» About this exercise:
Go through the material below and return each line with the string "Extensions" in it.

» Data shown:
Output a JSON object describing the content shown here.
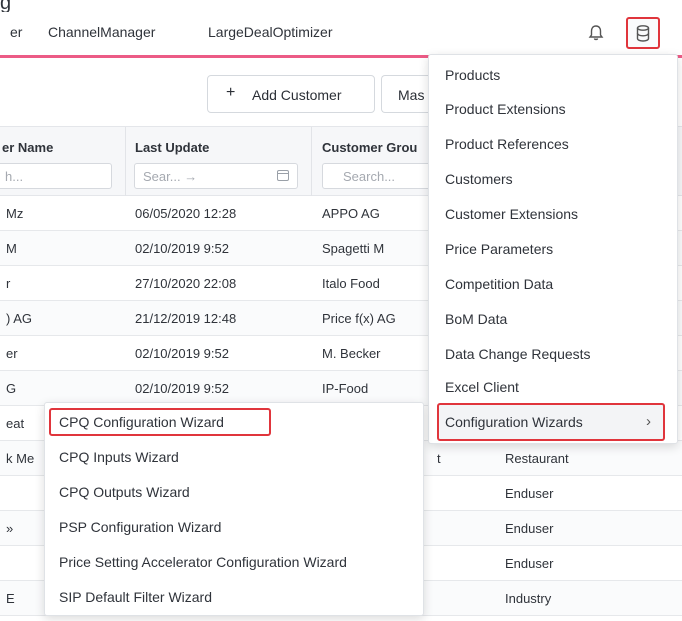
{
  "top_fragment": "g",
  "nav": {
    "tabs": [
      "er",
      "ChannelManager",
      "LargeDealOptimizer"
    ],
    "bell_icon": "bell-icon",
    "db_icon": "database-icon"
  },
  "toolbar": {
    "add_customer": "Add Customer",
    "add_icon": "+",
    "master_partial": "Mas"
  },
  "grid": {
    "columns": [
      {
        "title": "er Name",
        "filter": "h..."
      },
      {
        "title": "Last Update",
        "filter": "Sear... →"
      },
      {
        "title": "Customer Grou",
        "filter": "Search..."
      }
    ],
    "rows": [
      {
        "name": "Mz",
        "updated": "06/05/2020 12:28",
        "group": "APPO AG",
        "type": ""
      },
      {
        "name": "M",
        "updated": "02/10/2019 9:52",
        "group": "Spagetti M",
        "type": ""
      },
      {
        "name": "r",
        "updated": "27/10/2020 22:08",
        "group": "Italo Food",
        "type": ""
      },
      {
        "name": ") AG",
        "updated": "21/12/2019 12:48",
        "group": "Price f(x) AG",
        "type": ""
      },
      {
        "name": "er",
        "updated": "02/10/2019 9:52",
        "group": "M. Becker",
        "type": ""
      },
      {
        "name": "G",
        "updated": "02/10/2019 9:52",
        "group": "IP-Food",
        "type": ""
      },
      {
        "name": "eat",
        "updated": "",
        "group": "",
        "type": ""
      },
      {
        "name": "k Me",
        "updated": "",
        "group": "t",
        "type": "Restaurant"
      },
      {
        "name": "",
        "updated": "",
        "group": "",
        "type": "Enduser"
      },
      {
        "name": "»",
        "updated": "",
        "group": "",
        "type": "Enduser"
      },
      {
        "name": "",
        "updated": "",
        "group": "",
        "type": "Enduser"
      },
      {
        "name": "E",
        "updated": "",
        "group": "",
        "type": "Industry"
      }
    ]
  },
  "master_menu": {
    "items": [
      "Products",
      "Product Extensions",
      "Product References",
      "Customers",
      "Customer Extensions",
      "Price Parameters",
      "Competition Data",
      "BoM Data",
      "Data Change Requests",
      "Excel Client"
    ],
    "active": "Configuration Wizards",
    "chevron": "›"
  },
  "wizard_menu": {
    "active": "CPQ Configuration Wizard",
    "items": [
      "CPQ Inputs Wizard",
      "CPQ Outputs Wizard",
      "PSP Configuration Wizard",
      "Price Setting Accelerator Configuration Wizard",
      "SIP Default Filter Wizard"
    ]
  },
  "colors": {
    "accent_pink": "#ec5b86",
    "highlight_red": "#e0353c"
  }
}
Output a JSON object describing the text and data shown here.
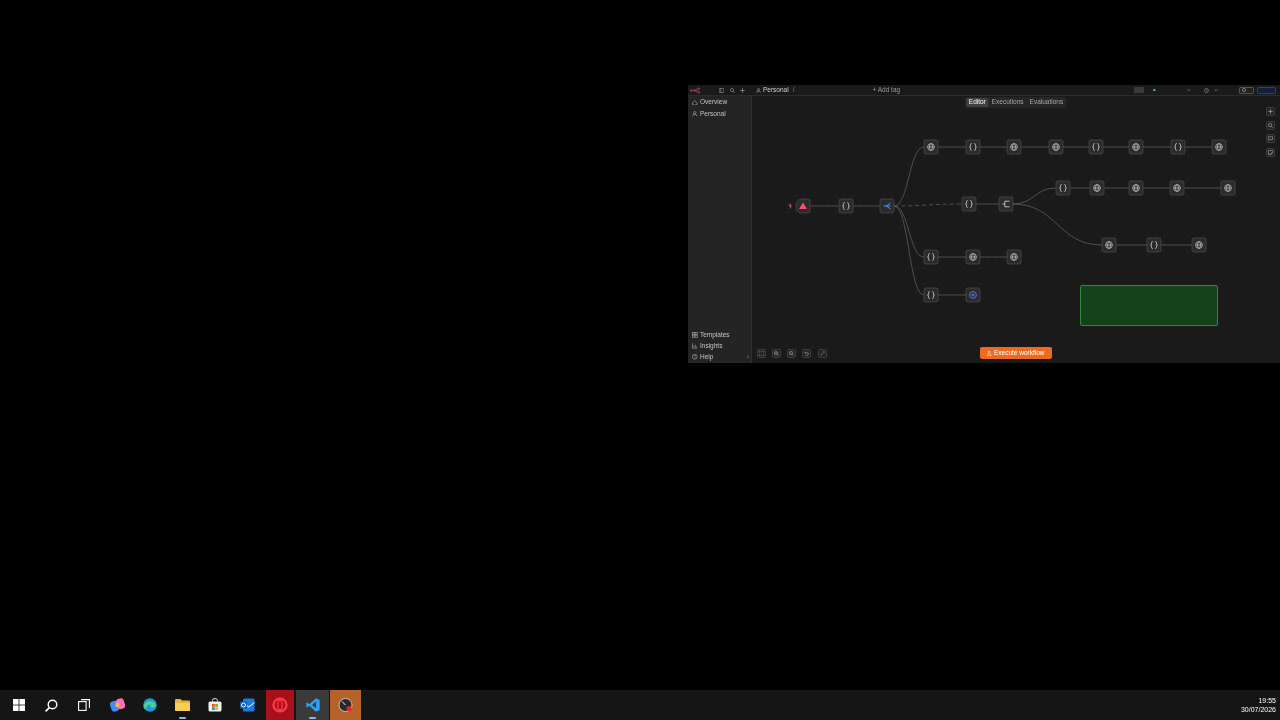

» Exercise response:
      "Product Extensions",
      "Customer Extensions",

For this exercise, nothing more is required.